### The problem
Locate every line in the records below that contains the word "JSON", and copy each one.

[Collected data]

*** Begin section ***

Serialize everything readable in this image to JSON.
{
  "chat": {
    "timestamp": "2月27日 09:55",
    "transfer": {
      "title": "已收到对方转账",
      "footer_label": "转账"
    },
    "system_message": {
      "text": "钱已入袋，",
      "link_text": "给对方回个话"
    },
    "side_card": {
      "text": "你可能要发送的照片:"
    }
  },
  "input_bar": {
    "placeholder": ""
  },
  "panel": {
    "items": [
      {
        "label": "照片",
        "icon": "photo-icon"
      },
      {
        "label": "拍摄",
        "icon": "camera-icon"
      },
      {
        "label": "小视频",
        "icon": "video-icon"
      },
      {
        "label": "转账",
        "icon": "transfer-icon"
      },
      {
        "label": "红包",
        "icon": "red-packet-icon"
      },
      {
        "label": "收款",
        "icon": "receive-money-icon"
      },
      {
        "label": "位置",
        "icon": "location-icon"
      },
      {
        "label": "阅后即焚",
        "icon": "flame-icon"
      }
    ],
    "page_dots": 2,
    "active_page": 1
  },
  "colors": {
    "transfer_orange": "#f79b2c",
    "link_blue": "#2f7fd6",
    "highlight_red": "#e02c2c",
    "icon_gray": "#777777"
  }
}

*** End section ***
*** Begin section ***

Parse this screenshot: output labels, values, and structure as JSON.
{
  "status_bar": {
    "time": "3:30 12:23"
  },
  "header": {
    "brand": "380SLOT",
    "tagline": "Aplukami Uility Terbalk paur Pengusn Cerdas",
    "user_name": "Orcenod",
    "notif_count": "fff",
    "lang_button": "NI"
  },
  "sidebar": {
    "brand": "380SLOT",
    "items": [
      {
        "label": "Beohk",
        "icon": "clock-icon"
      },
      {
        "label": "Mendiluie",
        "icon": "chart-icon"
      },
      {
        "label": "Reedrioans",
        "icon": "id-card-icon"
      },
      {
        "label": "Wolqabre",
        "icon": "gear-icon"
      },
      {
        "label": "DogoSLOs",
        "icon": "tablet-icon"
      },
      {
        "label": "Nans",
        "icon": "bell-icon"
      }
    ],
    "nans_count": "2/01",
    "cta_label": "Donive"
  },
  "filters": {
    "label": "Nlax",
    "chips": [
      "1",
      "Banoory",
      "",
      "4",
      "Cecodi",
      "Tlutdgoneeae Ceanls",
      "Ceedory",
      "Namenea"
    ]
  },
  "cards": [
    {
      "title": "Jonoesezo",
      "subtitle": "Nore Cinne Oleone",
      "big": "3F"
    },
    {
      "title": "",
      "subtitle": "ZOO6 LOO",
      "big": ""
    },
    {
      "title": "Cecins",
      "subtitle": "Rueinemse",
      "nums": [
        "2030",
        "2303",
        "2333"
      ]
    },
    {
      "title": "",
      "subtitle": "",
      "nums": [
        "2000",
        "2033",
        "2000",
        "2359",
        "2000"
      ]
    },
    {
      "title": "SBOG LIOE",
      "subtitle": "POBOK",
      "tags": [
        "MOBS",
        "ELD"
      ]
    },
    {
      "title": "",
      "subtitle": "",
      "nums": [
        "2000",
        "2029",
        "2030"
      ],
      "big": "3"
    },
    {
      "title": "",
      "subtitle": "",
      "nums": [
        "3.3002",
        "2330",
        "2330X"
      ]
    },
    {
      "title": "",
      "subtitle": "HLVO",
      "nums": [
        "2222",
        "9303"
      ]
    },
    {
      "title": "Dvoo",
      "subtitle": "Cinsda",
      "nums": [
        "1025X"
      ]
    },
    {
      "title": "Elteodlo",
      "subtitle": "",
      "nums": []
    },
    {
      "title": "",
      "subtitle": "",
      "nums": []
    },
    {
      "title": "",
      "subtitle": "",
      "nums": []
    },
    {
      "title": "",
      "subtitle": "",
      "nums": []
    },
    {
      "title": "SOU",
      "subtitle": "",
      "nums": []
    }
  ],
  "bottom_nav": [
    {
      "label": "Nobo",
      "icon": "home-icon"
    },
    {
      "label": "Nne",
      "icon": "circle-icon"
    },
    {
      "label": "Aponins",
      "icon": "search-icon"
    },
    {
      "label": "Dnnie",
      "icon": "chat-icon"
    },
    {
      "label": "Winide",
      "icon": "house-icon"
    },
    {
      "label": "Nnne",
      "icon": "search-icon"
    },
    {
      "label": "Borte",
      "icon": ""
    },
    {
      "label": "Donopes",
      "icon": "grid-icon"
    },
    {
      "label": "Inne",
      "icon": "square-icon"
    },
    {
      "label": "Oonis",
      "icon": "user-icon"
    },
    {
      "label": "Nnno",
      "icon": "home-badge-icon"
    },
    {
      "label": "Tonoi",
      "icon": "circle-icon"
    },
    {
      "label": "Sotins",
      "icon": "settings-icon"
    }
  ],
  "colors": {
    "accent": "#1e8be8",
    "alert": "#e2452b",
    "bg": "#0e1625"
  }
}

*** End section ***

### Reply
Serialize everything readable in this image to JSON.
Parse this screenshot: output labels, values, and structure as JSON.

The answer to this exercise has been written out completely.